Study design (if review, criteria of inclusion for studies)
Randomised or quasi-randomised clinical trials in which a form of chest physiotherapy (airway clearance technique) were taken for consideration in people with cystic fibrosis compared with either no physiotherapy treatment or spontaneous cough alone.
List of included studies (12)
Braggion 1995; Elkins 2005; Falk 1993; Jarad 2010; Mortensen 1991; Pfleger 1992; Rossman 1982; van der Schans 1991
People with CF, of any age, diagnosed on the basis of clinical criteria and sweat testing or genotype analysis.
Primary outcomes 1. Expectorated secretions (mucus, sputum, phlegm), dry or wet weight, or volume 2. Mucus transport rate (assessed by radioactive tracer clearance) 3. Pulmonary function tests (FEV1, FVC, FEF25â75)

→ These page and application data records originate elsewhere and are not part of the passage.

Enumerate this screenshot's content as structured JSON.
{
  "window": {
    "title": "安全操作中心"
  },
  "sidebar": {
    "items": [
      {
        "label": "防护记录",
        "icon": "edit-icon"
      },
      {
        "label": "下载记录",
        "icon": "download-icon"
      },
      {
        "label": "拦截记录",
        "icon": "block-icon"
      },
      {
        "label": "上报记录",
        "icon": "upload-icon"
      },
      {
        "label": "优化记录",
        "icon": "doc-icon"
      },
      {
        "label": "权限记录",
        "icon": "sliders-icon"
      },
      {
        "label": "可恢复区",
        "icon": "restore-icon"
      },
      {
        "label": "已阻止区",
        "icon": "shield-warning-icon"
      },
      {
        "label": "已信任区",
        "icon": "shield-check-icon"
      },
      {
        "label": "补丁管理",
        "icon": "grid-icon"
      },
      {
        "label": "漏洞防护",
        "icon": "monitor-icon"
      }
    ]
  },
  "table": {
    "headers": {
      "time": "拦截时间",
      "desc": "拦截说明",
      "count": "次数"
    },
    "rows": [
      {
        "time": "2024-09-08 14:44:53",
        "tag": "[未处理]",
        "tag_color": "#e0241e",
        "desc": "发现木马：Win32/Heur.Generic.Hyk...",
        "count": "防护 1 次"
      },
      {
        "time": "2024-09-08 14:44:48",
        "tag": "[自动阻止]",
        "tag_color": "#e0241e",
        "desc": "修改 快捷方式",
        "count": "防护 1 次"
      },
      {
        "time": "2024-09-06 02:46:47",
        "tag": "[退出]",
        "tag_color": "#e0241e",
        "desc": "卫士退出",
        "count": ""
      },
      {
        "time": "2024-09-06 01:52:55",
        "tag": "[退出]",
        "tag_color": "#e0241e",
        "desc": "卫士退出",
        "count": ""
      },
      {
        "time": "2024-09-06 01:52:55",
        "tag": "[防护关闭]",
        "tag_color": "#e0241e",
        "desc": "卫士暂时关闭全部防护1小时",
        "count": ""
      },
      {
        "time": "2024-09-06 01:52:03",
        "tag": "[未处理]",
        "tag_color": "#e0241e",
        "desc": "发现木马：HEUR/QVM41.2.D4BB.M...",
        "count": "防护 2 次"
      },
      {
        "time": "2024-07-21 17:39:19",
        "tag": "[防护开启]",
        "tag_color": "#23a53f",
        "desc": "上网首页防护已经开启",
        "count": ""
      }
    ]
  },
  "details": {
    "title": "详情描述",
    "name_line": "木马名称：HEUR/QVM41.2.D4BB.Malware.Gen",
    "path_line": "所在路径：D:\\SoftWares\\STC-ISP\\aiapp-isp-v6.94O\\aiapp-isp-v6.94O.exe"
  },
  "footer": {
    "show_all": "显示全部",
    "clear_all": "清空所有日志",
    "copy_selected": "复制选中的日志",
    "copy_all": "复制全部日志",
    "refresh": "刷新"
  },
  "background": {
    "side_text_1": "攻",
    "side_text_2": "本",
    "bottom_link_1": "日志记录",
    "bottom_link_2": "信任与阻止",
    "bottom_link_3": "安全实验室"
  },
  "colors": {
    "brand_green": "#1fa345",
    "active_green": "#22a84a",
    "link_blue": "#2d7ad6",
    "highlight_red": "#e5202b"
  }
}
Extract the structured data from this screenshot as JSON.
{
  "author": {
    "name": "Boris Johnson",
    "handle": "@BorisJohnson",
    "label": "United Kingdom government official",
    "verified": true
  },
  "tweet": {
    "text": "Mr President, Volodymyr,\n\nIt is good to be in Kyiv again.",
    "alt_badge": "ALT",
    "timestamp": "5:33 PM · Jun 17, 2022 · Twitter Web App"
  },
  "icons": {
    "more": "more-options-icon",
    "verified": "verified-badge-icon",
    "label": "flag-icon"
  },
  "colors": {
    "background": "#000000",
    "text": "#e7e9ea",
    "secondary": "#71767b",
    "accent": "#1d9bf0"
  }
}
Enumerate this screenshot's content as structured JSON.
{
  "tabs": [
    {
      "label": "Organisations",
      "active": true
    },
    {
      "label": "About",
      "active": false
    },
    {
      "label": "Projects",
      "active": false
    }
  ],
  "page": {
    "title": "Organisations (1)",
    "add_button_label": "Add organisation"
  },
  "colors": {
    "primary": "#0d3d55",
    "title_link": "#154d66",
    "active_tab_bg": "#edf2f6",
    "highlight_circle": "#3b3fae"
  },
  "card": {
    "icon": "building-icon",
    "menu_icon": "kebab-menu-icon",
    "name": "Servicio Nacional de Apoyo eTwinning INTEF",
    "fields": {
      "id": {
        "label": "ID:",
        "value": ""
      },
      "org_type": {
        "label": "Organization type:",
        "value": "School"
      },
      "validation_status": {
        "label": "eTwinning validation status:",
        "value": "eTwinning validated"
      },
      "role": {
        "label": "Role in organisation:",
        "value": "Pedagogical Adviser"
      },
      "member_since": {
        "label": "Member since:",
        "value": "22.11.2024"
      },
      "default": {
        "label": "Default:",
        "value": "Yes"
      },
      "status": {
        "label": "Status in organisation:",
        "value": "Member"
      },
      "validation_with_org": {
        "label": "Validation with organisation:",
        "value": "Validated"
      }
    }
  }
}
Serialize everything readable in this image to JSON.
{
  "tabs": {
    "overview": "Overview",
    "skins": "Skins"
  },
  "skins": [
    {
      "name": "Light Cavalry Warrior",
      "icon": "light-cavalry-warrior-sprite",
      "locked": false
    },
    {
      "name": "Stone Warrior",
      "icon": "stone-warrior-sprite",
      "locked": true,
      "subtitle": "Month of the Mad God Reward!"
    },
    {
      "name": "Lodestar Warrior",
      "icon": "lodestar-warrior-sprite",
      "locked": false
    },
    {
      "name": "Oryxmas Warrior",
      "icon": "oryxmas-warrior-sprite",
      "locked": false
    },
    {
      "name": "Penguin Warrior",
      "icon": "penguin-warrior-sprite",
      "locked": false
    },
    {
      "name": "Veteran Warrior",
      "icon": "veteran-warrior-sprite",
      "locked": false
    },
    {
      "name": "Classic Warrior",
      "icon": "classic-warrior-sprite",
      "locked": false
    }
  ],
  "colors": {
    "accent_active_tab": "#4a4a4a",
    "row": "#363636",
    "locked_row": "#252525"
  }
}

We included 11 crossâover studies (153 participants) and one parallel study (41 participants). There were differences between studies in how the interventions were delivered, with several intervention groups combining more than one ACT. One study used autogenic drainage; five used conventional chest physiotherapy; nine used positive expiratory pressure (PEP), with one study varying the water pressure between arms; three studies used oscillating PEP; two used exercise; and two used highâfrequency chest wall oscillation (HFCWO). Of the 12 included studies, 10 were singleâtreatment studies, and two delivered the intervention over two consecutive days (once daily in one study, twice daily in the second). This substantial heterogeneity in the treatment interventions precluded pooling of data for metaâanalysis. Blinding of participants, caregivers, and clinicians is impossible in airway clearance studies; we therefore judged all studies at unclear risk of performance bias. Lack of information in eight studies made assessment of risk of bias unclear for most other domains. We rated the certainty of evidence as low or very low due to the shortâterm crossâover trial design, small numbers of participants, and uncertain risk of bias across most or all domains. Six studies (84 participants) reported no effect on pulmonary function variables following intervention; but one study (14 participants) reported an improvement in pulmonary function following the intervention in some of the treatment groups. Two studies reported lung clearance index: one (41 participants) found a variable response to treatment with HFCWO, whilst another (15 participants) found no effect on lung clearance index with PEP therapy (lowâcertainty evidence). Five studies (55 participants) reported that ACTs, including coughing, increased radioactive tracer clearance compared to control, while a further study (eight participants) reported no improvement in radioactive tracer clearance when comparing PEP to control, although coughing was discouraged during the PEP intervention. We rated the certainty of evidence on the effect of ACTs on radioactive tracer clearance as very low. Four studies (46 participants) investigated the weight of mucus cleared from the lungs and reported greater secretions during chest physiotherapy compared to a control. One study (18 participants) reported no differences in sputum weight (very lowâcertainty evidence).
The evidence from this review shows that ACTs may have shortâterm effects on increasing mucus transport in people with CF. All included studies had shortâterm followâup; consequently, we were unable to draw any conclusions on the longâterm effects of ACTs compared to no ACTs in people with CF. The evidence in this review represents the use of airway clearance techniques in a CF population before widespread use of cystic fibrosis transmembrane conductance regulator (CFTR) modulators. Further research is needed to determine the effectiveness and acceptability of airway clearance in those treated with highly effective CFTR modulators.